Mayor Morrissey proclaimed the week of March 5 to be Girl Scouts Week in Rockford, and Troop 33 led the council in the Pledge of Allegiance.

The mayor proclaimed the week of March 5 also to be National Sleep Awareness Week in Rockford, in recognition of numerous undiagnosed and untreated sleeping difficulties suffered by millions.

The mayor also proclaimed the week of March 5 to be Rock Valley College SIFE (Students In Free Enterprise) Environmental Leadership Week in Rockford. The mayor urged support of the SIFE program and hopes people will educate themselves about environmentally-friendly leadership.
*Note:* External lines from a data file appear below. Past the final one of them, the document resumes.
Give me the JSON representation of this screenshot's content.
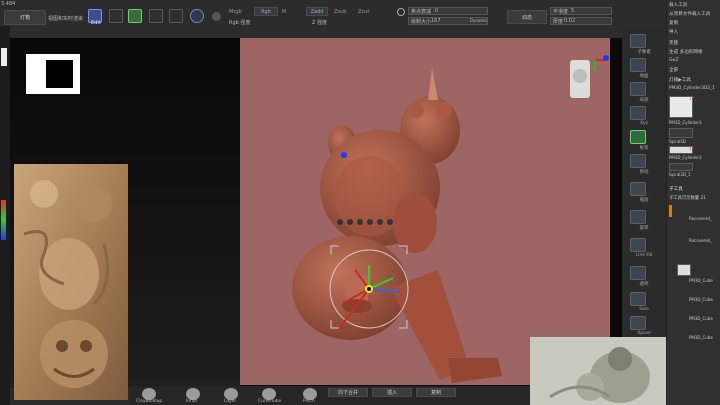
{
  "topbar": {
    "coord": "3.484",
    "left_btn": "灯箱",
    "subtitle": "视图和实时渲染",
    "mrgb": "Mrgb",
    "rgb": "Rgb",
    "m": "M",
    "rgb_intensity": "Rgb 强度",
    "zadd": "Zadd",
    "zsub": "Zsub",
    "zcut": "Zcut",
    "z_intensity": "Z 强度",
    "focal_label": "焦点衰减",
    "focal_value": "0",
    "draw_size_label": "绘制大小",
    "draw_size_value": "167",
    "dynamic": "Dynamic",
    "smooth": "动态",
    "smooth_label": "平滑度",
    "smooth_value": "5",
    "thickness_label": "厚度",
    "thickness_value": "0.02"
  },
  "toolbar_icons": [
    {
      "icon": "edit-icon",
      "label": "Edit"
    },
    {
      "icon": "draw-icon",
      "label": "绘制"
    },
    {
      "icon": "move-icon",
      "label": "移动"
    },
    {
      "icon": "scale-icon",
      "label": "缩放"
    },
    {
      "icon": "rotate-icon",
      "label": "旋转"
    },
    {
      "icon": "sphere-icon",
      "label": ""
    },
    {
      "icon": "gizmo-icon",
      "label": ""
    }
  ],
  "viewport": {
    "background": "#9d6563",
    "navigation_head": "head-navigator-icon"
  },
  "right_dock": [
    {
      "icon": "persp-icon",
      "label": "子像素"
    },
    {
      "icon": "floor-icon",
      "label": "地面"
    },
    {
      "icon": "local-icon",
      "label": "局部"
    },
    {
      "icon": "xyz-icon",
      "label": "Xyz"
    },
    {
      "icon": "frame-icon",
      "label": "框架"
    },
    {
      "icon": "move-view-icon",
      "label": "移动"
    },
    {
      "icon": "zoom-icon",
      "label": "缩放"
    },
    {
      "icon": "rotate-view-icon",
      "label": "旋转"
    },
    {
      "icon": "linefill-icon",
      "label": "Line Fill"
    },
    {
      "icon": "transp-icon",
      "label": "透明"
    },
    {
      "icon": "solo-icon",
      "label": "Solo"
    },
    {
      "icon": "xpose-icon",
      "label": "Xpose"
    }
  ],
  "right_panel": {
    "top_items": [
      "载入工具",
      "从项目文件载入工具",
      "复制",
      "导入",
      "克隆",
      "生成 多边形网格",
      "GoZ",
      "全部",
      "灯箱▶工具"
    ],
    "current_tool": "PM3D_Cylinder3D2_1",
    "tool_thumbs": [
      {
        "name": "PM3D_Cylinder3",
        "count": "17"
      },
      {
        "name": "SpiralSD",
        "count": ""
      },
      {
        "name": "PM3D_Cylinder3",
        "count": "17"
      },
      {
        "name": "Spiral3D_1",
        "count": ""
      }
    ],
    "subtool_header": "子工具",
    "subtool_count": "子工具可见数量 21",
    "subtools": [
      "Recovered_",
      "Recovered_",
      "PM3D_Cube",
      "PM3D_Cube",
      "PM3D_Cube",
      "PM3D_Cube"
    ]
  },
  "bottom_brushes": [
    {
      "label": "ClayBuildup"
    },
    {
      "label": "Inflat"
    },
    {
      "label": "Layer"
    },
    {
      "label": "CurveTube"
    },
    {
      "label": "Pinch"
    }
  ],
  "bottom_fields": {
    "field1": "向下合并",
    "field2": "插入",
    "field3": "复制"
  }
}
Mayor Morrissey said efforts to remove graffiti from various locations throughout the city are temporarily hindered by freezing temperatures. “When the temperature’s below 32 degrees,” Morrissey explained, “the materials that we use to take care of the graffiti are not effective.”

The mayor commented briefly about the release of an Amtrak study exploring the possibility of the return of rail service between Rockford and Chicago for the first time in more than 25 years. “This study,” Morrissey indicated, “gives us options to look at as a community as we work with the rest of northwestern Illinois, trying to bring Amtrak service back to Rockford.” According to the study, up to $62 million would be needed for rail infrastructure improvements alone. Travel times are not expected to be less than driving.

Ald. Lenny Jacobson (D-6) spoke briefly about the newly-created Legislative Advisory and Lobbying Committee and its plans to work on securing Amtrak’s return. The new standing committee consists of three members from each caucus. Along with Jacobson, Democrats are represented by Aldermen Ann Thompson-Kelly (D-7) and Carl Wasco (D-4). Aldermen Mark, Joe Sosnowski (R-1) and Frank Beach (R-10) make up the Republicans on the committee.

Ald. Beach questioned ComEd’s claim a recent rate increase would result in a 22 to 24 percent higher electric bill. Beach said he’s seen a 46 percent increase, despite considerable energy conservation since the end of a decade-long rate freeze in January. Beach urged others to speak up if the spike to their bill seems higher than ComEd let on.

Aldermen passed a resolution to object to a county zoning map amendment from Agricultural Priority to R4 Residential District. The properties in question, 7725 and 7753 W. State St., are not hooked up to water or sewer, and the amendment is not consistent with the county’s land use plan. Because the site is within a mile and a half of city limits, Rockford may object to such changes.

From the March 7-13, 2007, issue

Enjoy The Rock River Times? Help spread the word!